**EXERCISE AIM**
Your answer should consist of the lines in the data below that contain "Create".

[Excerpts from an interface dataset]
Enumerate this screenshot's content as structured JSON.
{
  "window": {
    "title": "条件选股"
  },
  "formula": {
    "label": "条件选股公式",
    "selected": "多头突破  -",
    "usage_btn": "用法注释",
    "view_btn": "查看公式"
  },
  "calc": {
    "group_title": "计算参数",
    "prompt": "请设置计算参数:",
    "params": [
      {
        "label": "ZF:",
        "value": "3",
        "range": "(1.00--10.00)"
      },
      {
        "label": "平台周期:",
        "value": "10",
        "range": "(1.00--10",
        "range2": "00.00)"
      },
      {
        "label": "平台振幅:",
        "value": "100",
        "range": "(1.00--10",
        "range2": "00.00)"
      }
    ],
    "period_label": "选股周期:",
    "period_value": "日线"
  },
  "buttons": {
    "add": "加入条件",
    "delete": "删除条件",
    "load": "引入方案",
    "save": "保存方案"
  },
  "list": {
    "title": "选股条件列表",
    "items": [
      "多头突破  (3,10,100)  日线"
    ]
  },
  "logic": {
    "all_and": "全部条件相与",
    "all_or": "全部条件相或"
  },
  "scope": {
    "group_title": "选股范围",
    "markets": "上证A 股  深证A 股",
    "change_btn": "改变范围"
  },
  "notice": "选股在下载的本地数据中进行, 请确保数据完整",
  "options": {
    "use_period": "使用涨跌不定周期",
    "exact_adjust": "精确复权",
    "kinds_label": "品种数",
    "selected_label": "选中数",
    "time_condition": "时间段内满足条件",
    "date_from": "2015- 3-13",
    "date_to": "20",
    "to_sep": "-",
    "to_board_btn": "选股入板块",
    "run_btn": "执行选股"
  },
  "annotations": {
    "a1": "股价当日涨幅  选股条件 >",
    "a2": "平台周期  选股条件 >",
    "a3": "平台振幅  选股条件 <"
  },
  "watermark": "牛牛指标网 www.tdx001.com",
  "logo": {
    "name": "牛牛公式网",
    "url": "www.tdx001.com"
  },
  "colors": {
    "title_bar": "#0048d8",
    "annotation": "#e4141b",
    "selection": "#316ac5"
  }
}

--

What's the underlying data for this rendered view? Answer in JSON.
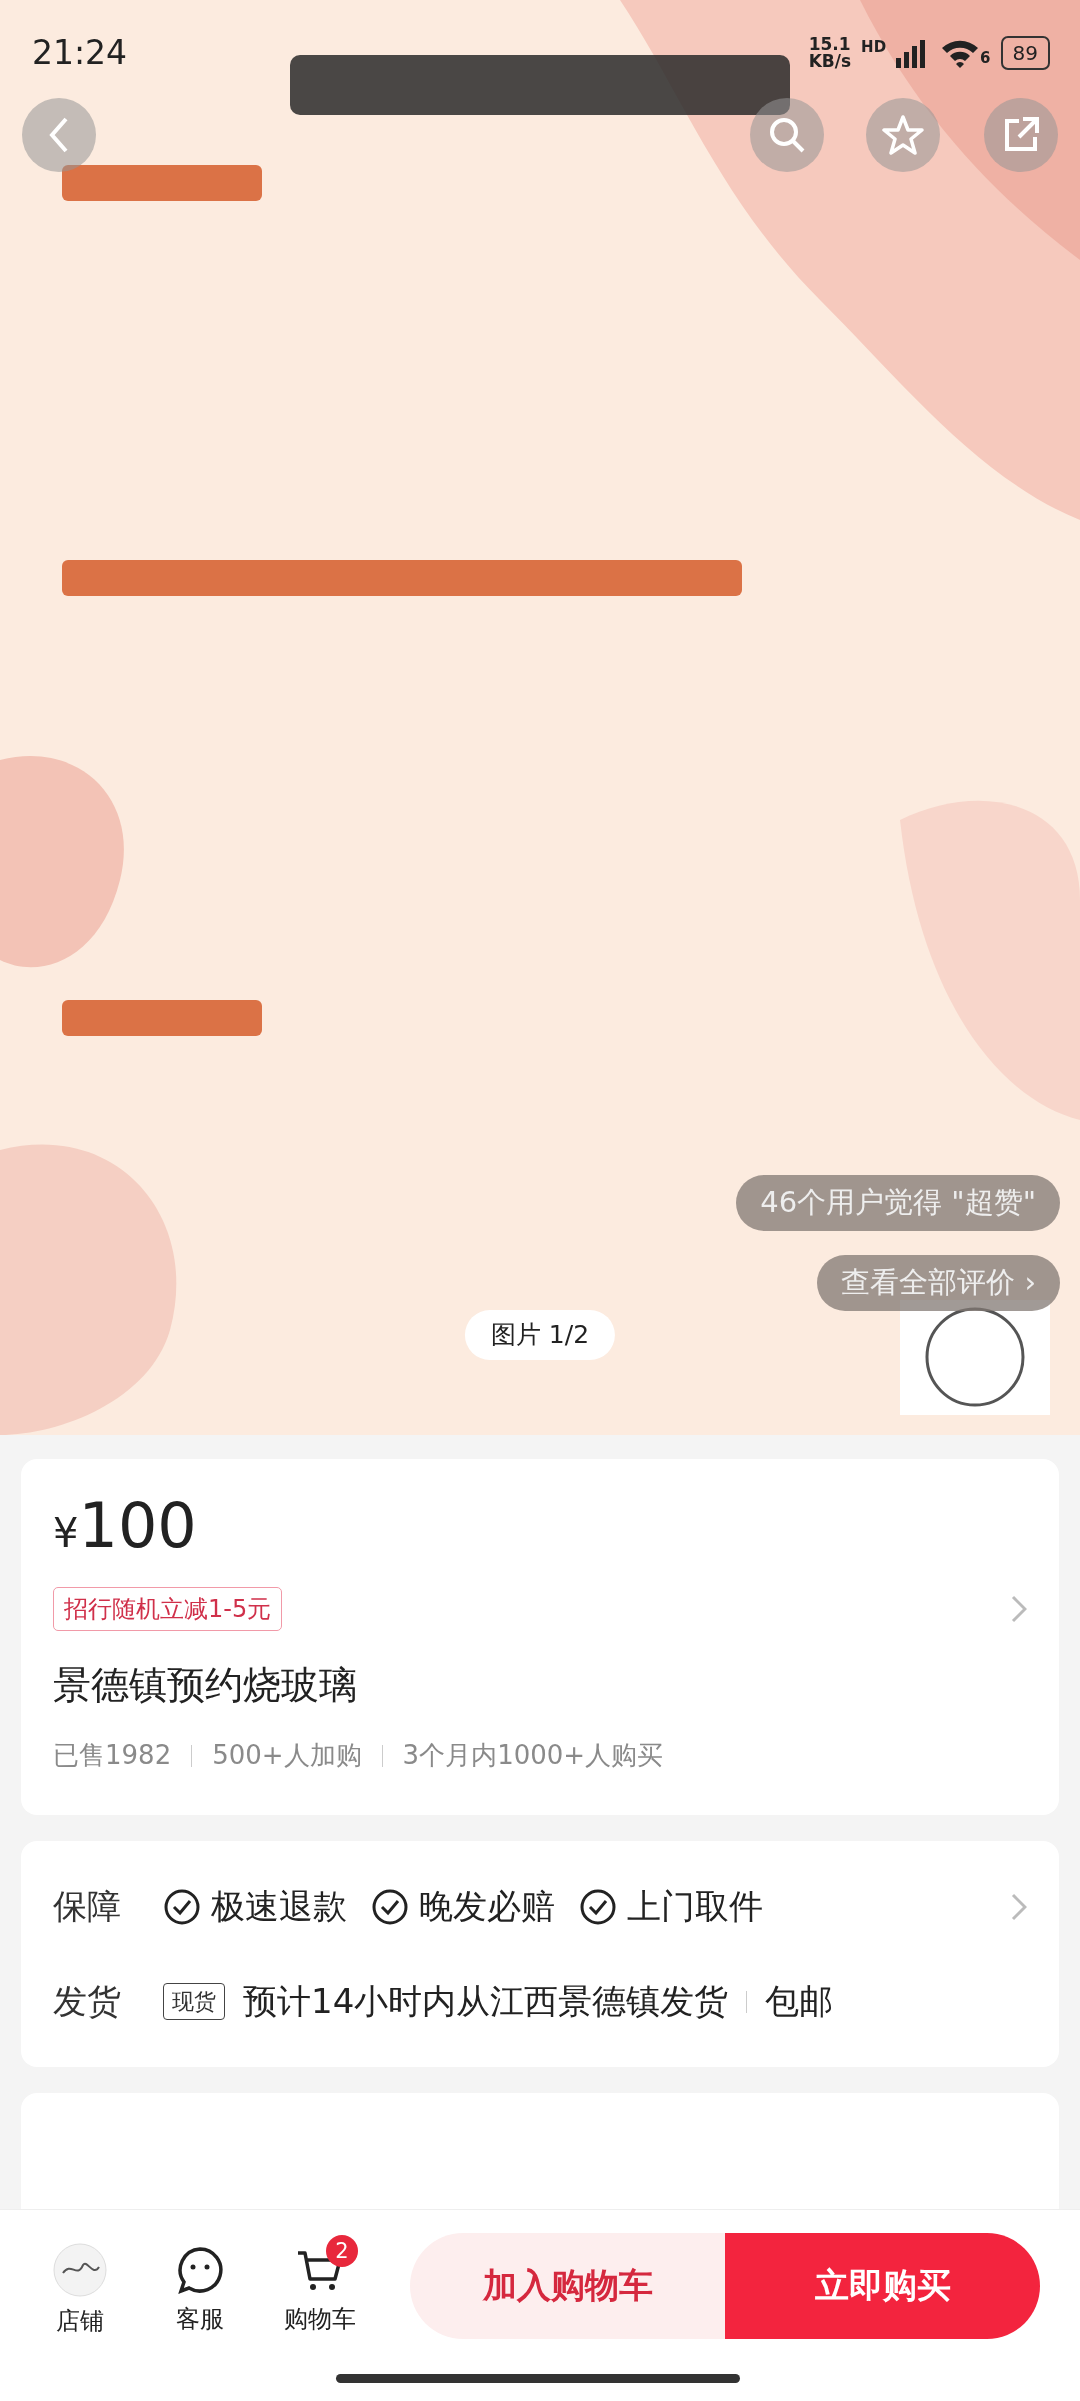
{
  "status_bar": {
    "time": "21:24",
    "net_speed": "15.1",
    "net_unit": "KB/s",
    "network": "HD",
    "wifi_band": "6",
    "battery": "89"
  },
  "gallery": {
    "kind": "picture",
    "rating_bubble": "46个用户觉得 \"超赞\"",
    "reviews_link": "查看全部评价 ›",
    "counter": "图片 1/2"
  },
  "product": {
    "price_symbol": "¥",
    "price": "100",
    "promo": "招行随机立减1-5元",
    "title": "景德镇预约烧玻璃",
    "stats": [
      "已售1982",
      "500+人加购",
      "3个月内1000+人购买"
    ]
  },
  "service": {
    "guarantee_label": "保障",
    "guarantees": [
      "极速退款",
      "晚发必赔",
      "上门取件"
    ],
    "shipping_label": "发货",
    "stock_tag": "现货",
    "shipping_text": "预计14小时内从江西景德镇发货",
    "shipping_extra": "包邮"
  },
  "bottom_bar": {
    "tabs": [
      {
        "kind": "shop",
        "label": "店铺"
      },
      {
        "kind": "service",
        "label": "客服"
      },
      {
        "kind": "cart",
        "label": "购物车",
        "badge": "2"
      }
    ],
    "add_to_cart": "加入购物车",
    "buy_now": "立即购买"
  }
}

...

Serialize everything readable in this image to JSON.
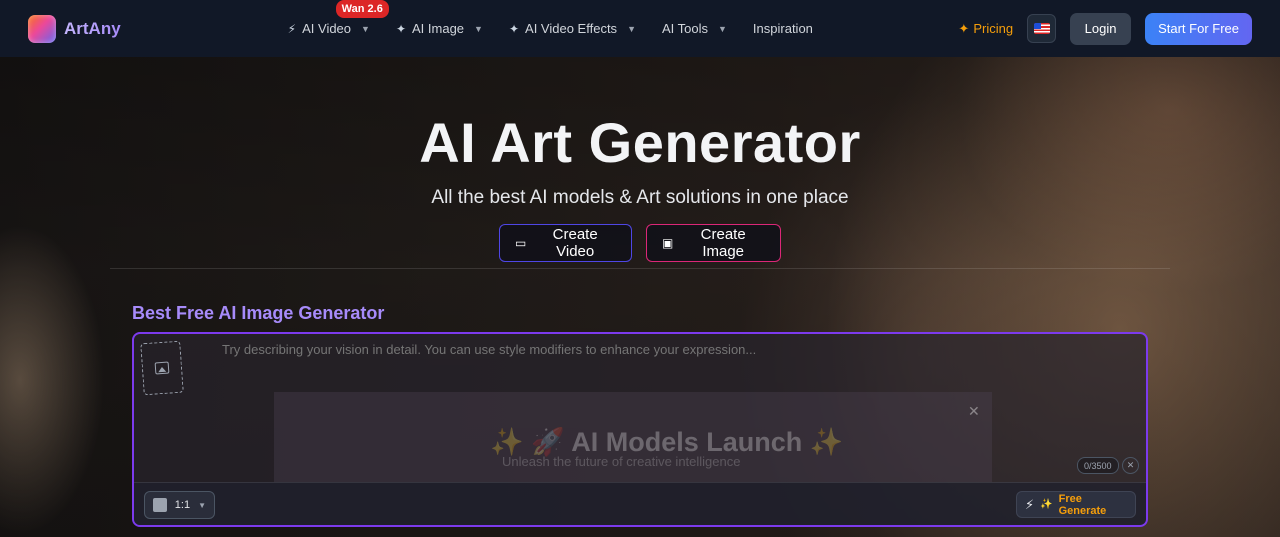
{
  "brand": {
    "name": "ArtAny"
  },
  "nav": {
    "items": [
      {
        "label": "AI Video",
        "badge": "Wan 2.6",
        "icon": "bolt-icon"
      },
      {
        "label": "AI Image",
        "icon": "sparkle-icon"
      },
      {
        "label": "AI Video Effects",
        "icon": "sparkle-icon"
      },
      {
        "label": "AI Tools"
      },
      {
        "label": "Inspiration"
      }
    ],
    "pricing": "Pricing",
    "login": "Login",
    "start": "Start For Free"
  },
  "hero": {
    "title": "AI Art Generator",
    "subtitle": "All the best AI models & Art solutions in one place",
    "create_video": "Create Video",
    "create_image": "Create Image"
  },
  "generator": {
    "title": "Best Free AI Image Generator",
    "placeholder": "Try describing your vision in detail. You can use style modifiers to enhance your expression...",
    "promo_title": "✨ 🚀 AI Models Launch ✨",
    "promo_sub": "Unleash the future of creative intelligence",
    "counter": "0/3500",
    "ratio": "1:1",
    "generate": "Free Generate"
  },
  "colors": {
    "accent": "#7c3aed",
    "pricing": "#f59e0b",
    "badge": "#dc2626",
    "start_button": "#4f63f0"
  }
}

**RESPONSE TO THE TASK**
    "create_video": "Create Video",
    "create_image": "Create Image"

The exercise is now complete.